What is needed> Your job is to retype the records exactly while dropping every picture.
[Material shown Boundary: Start]
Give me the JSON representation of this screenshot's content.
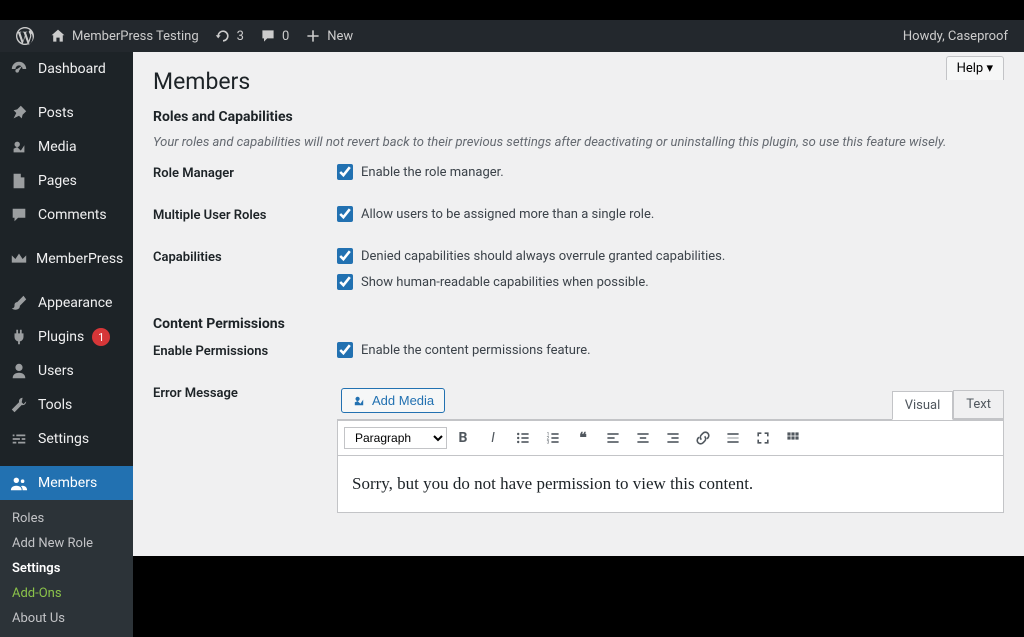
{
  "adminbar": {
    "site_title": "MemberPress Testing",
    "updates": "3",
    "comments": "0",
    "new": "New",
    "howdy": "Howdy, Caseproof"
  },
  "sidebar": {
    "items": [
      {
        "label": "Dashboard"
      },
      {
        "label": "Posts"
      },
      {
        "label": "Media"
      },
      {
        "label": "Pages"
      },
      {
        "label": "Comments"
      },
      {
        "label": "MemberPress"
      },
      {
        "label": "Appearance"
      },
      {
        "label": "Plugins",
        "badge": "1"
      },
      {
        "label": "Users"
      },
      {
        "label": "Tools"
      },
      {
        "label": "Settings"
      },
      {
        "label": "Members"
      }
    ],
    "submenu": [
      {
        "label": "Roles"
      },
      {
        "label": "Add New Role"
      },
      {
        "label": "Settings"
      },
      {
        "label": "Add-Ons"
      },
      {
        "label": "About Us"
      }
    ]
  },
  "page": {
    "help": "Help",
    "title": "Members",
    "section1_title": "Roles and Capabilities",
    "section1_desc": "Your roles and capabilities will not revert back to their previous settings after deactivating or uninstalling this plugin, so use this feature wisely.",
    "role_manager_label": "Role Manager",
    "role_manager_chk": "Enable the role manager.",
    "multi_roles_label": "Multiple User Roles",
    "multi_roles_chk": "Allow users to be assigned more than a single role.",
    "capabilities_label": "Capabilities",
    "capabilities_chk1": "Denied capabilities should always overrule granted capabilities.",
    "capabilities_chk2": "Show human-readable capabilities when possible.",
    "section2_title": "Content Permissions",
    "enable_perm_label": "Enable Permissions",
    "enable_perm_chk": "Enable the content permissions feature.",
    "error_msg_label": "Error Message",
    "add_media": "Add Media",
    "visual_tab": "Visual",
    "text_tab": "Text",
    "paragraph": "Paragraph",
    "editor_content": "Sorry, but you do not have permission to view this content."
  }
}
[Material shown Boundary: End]
Output of the exercise>
Give me the JSON representation of this screenshot's content.
{
  "adminbar": {
    "site_title": "MemberPress Testing",
    "updates": "3",
    "comments": "0",
    "new": "New",
    "howdy": "Howdy, Caseproof"
  },
  "sidebar": {
    "items": [
      {
        "label": "Dashboard"
      },
      {
        "label": "Posts"
      },
      {
        "label": "Media"
      },
      {
        "label": "Pages"
      },
      {
        "label": "Comments"
      },
      {
        "label": "MemberPress"
      },
      {
        "label": "Appearance"
      },
      {
        "label": "Plugins",
        "badge": "1"
      },
      {
        "label": "Users"
      },
      {
        "label": "Tools"
      },
      {
        "label": "Settings"
      },
      {
        "label": "Members"
      }
    ],
    "submenu": [
      {
        "label": "Roles"
      },
      {
        "label": "Add New Role"
      },
      {
        "label": "Settings"
      },
      {
        "label": "Add-Ons"
      },
      {
        "label": "About Us"
      }
    ]
  },
  "page": {
    "help": "Help",
    "title": "Members",
    "section1_title": "Roles and Capabilities",
    "section1_desc": "Your roles and capabilities will not revert back to their previous settings after deactivating or uninstalling this plugin, so use this feature wisely.",
    "role_manager_label": "Role Manager",
    "role_manager_chk": "Enable the role manager.",
    "multi_roles_label": "Multiple User Roles",
    "multi_roles_chk": "Allow users to be assigned more than a single role.",
    "capabilities_label": "Capabilities",
    "capabilities_chk1": "Denied capabilities should always overrule granted capabilities.",
    "capabilities_chk2": "Show human-readable capabilities when possible.",
    "section2_title": "Content Permissions",
    "enable_perm_label": "Enable Permissions",
    "enable_perm_chk": "Enable the content permissions feature.",
    "error_msg_label": "Error Message",
    "add_media": "Add Media",
    "visual_tab": "Visual",
    "text_tab": "Text",
    "paragraph": "Paragraph",
    "editor_content": "Sorry, but you do not have permission to view this content."
  }
}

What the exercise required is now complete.